What we really hate is what we are. And that's a good starting point, but not a good place to finish. Because what we are now is not what we are intended to be. Now we are free to choose. But because of our first choice of independence in the Tree of the Knowledge of Good and Evil (because all of humanity is somehow bound up together), we are destined to choose only ourselves. That is, until Jesus enters the picture.

Jesus - in his life, death and resurrection - was the perfect sacrifice that restored the relationship with God that was broken in the garden of Eden. As fully human, just like us, he died in our place (again, humanity is somehow all bound up together) and received the consequence of our sin for us. As fully God, he was able to die for all humanity - an infinite sacrifice. And more than that, by sending the Holy Spirit, he fixed our identity and independence problem forever.
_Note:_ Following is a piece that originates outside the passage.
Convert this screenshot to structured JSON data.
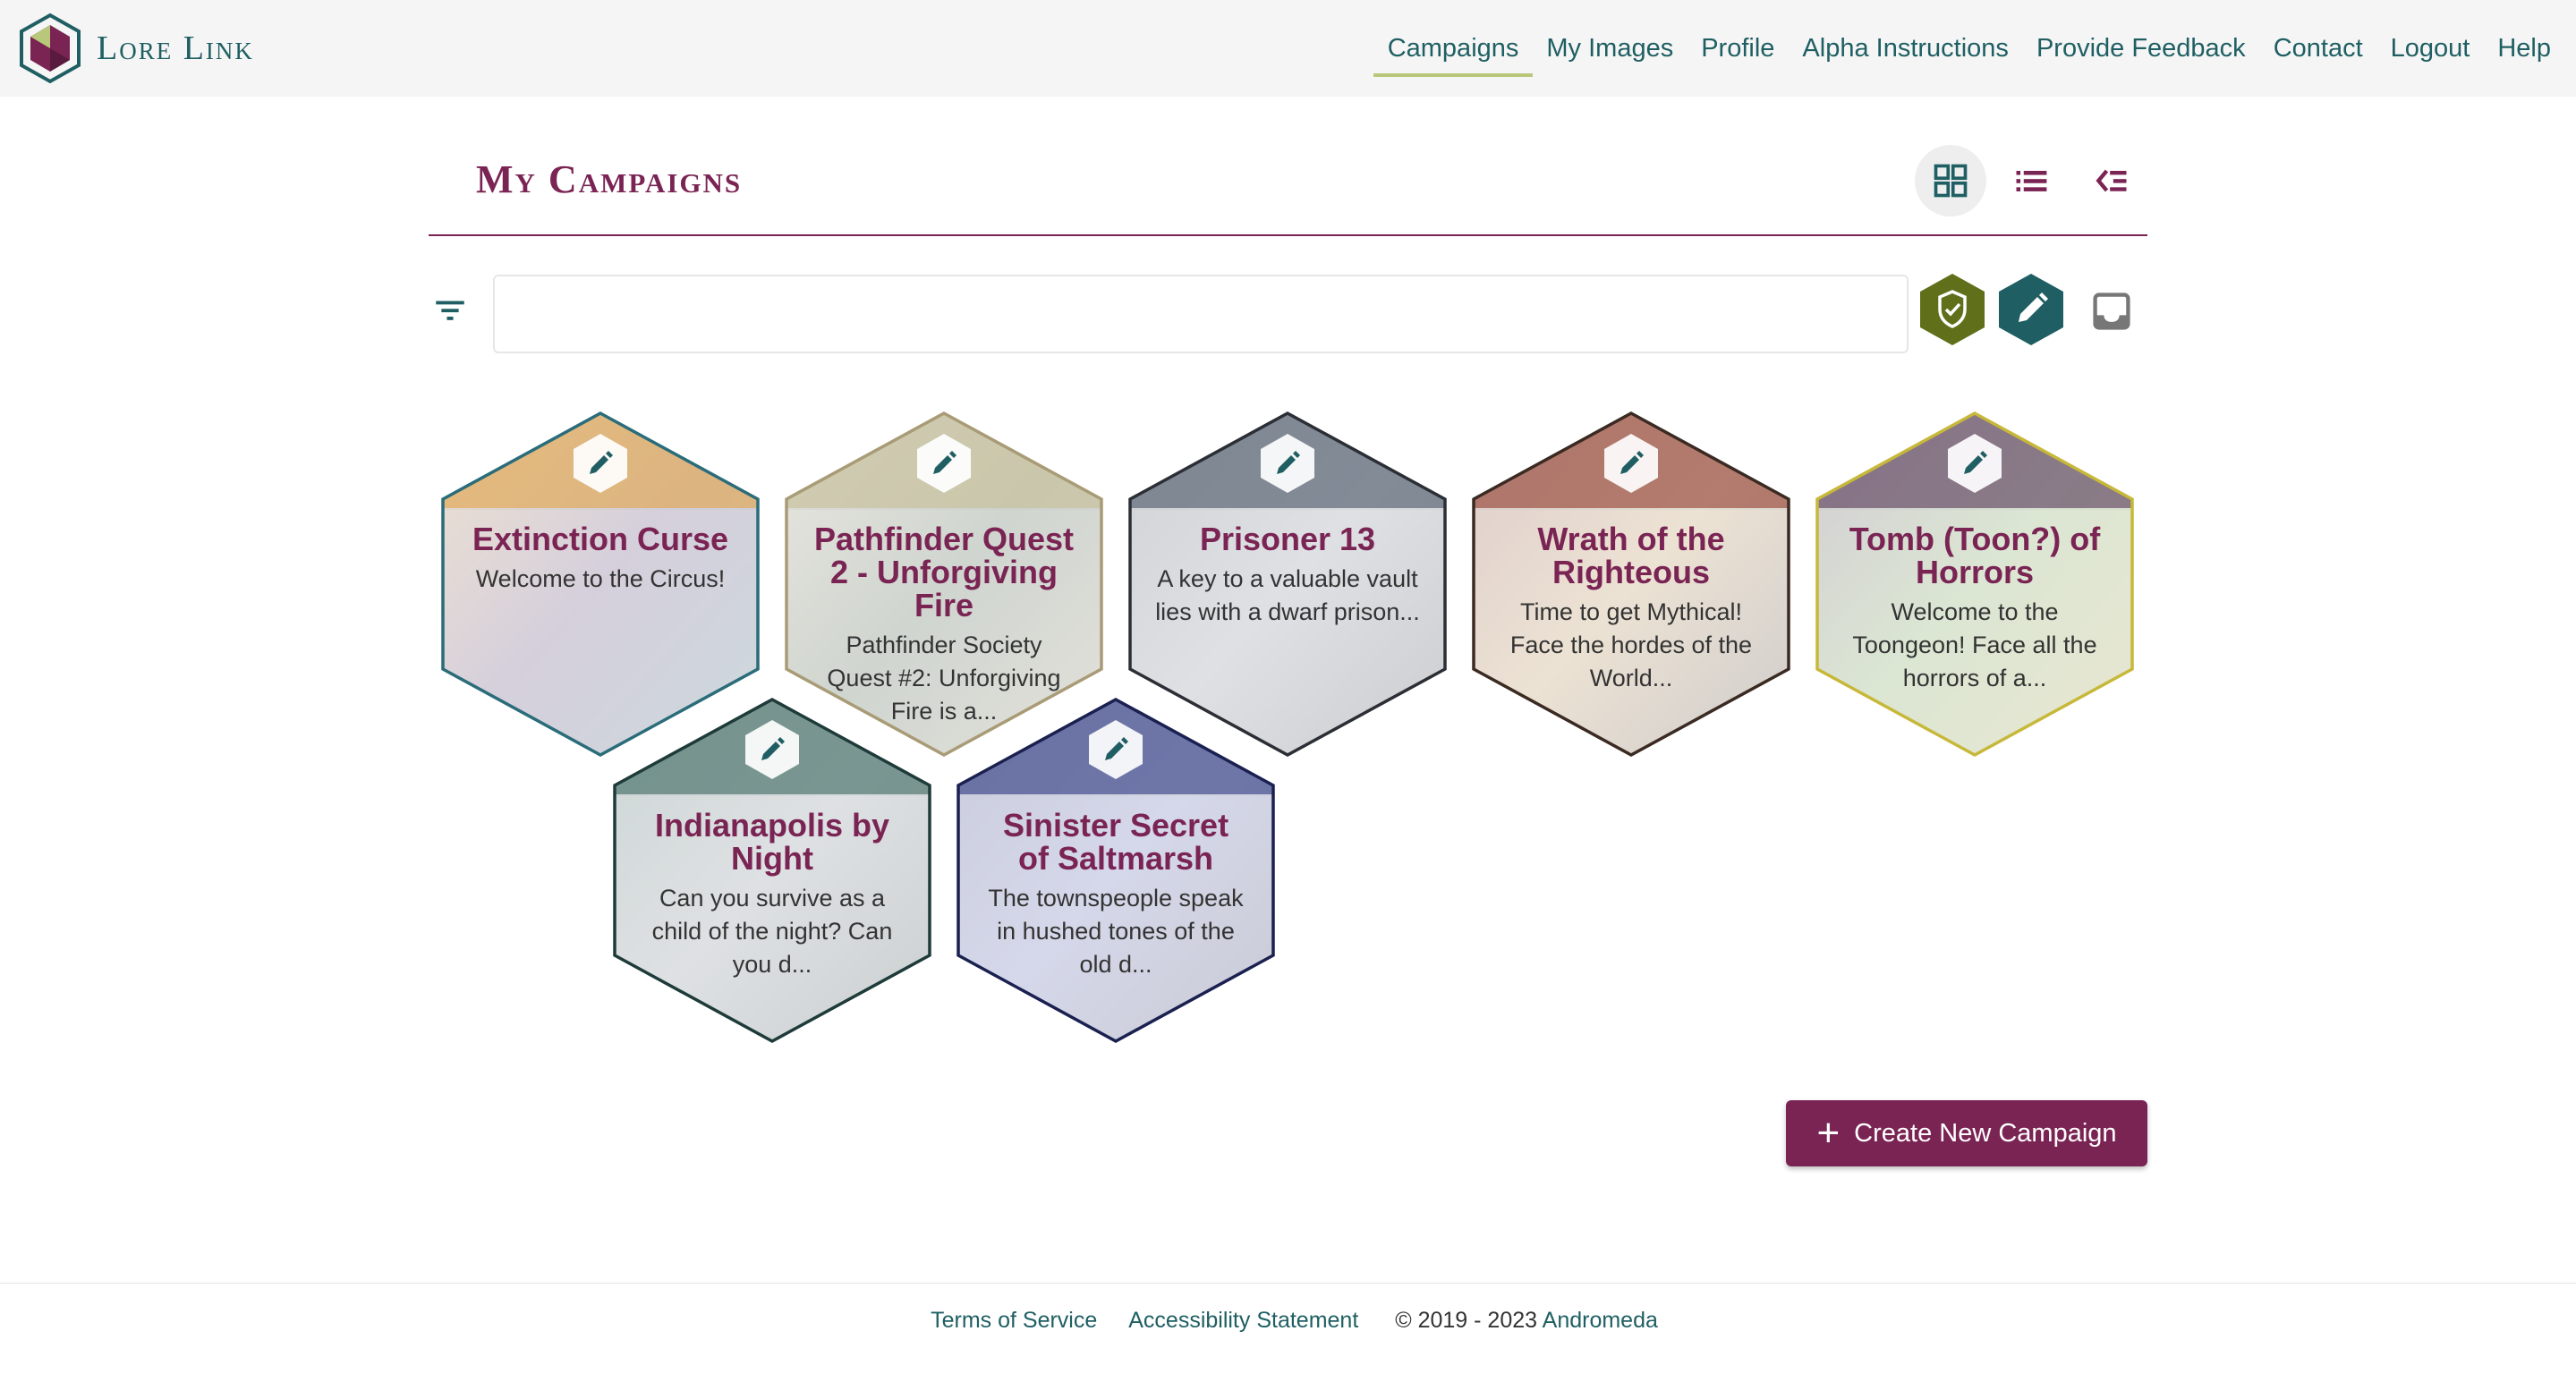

And here is where the beauty of creation is made complete. The word for "spirit" is pneuma or "wind/breath." Do you see it? In the death of Jesus Christ, we die. And by His Spirit, God "breathes" life into us again, resurrecting our spirits with His life - making us one with Him. This isn't figurative speech, it is a literal resurrection... a new creation (2 Cor 5:17). As in creation God breathed his life into non-living dust (adam/adamah), He now breathes life into dead dirt (humanity/Adam's descendants) again! We are given a new spirit. In fact, we are a new person.

Moreover, by Christ's resurrection from the dead we are promised that even the death that still clings to us in our 'flesh' - the one thing that ties us to this cursed and dying world - will be resurrected once the flesh has died. And we will be resurrected with new bodies no longer corrupted by the curse of this world. But that's really just the icing on the cake, because who we really are - our spirit - has already been resurrected in the here and now. We are living men and women walking around with bits of dead flesh and bandages clinging to us - the exact of opposite of Jesus' picture of the Pharisees (Mat 23:27-28). And some day that too will be gone and we will be whole as intended from the beginning.
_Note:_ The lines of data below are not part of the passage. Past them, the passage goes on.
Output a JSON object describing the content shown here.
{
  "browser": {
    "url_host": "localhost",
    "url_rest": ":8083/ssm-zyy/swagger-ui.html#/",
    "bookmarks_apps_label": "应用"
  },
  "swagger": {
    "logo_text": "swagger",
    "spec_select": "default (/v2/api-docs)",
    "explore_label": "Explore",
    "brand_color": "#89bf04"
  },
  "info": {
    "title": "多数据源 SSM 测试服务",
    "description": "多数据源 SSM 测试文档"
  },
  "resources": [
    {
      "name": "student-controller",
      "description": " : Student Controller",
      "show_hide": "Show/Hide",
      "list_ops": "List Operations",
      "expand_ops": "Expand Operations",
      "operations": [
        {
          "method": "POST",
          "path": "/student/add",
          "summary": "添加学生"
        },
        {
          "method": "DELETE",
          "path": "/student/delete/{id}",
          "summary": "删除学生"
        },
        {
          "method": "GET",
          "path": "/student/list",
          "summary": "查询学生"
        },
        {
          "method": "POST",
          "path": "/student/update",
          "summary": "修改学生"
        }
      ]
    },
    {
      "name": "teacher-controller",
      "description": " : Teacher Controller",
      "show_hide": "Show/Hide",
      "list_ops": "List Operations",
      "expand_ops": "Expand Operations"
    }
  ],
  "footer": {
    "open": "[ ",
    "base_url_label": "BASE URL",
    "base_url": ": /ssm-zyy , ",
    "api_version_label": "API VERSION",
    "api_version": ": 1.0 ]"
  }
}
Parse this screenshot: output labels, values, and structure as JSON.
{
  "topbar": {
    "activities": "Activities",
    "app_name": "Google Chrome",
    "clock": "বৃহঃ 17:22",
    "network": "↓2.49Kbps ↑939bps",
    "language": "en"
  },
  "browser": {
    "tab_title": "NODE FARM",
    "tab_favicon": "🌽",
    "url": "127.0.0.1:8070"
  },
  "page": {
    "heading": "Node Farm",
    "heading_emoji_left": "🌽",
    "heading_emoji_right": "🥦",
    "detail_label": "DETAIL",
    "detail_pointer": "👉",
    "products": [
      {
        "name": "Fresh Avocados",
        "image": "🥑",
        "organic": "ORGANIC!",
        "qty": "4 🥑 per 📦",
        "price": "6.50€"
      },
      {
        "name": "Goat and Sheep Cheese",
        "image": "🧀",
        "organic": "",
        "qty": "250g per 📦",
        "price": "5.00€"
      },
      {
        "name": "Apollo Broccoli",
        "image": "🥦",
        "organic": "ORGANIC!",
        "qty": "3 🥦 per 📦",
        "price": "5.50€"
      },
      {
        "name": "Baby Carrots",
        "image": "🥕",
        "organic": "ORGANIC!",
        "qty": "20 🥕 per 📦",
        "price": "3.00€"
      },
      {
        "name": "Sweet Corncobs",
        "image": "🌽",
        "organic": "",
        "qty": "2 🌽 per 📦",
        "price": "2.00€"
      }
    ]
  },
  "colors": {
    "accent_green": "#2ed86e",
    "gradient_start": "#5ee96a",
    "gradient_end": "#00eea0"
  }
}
That also answers a question I've had since I was young, "If, in the new creation, we're just going back to the way things were, what will keep us from screwing it up all over again?" And the answer is this: our spirits have been resurrected in oneness with God, in Christ by His Holy Spirit. Apart from this corrupted flesh in which we still find ourselves, we are incapable of choosing sin. That is the meaning of "saint" (hagios) - "sacred, most holy thing" (1 Cor 6:2 - all believers in Jesus are saints). The plan of God is not and has never been to return us to what we were in Eden, but to fully and finally breathe his life - his very self - into us and make us into something complete, and completely new!

1 comment:

Hocutt said...

Well said.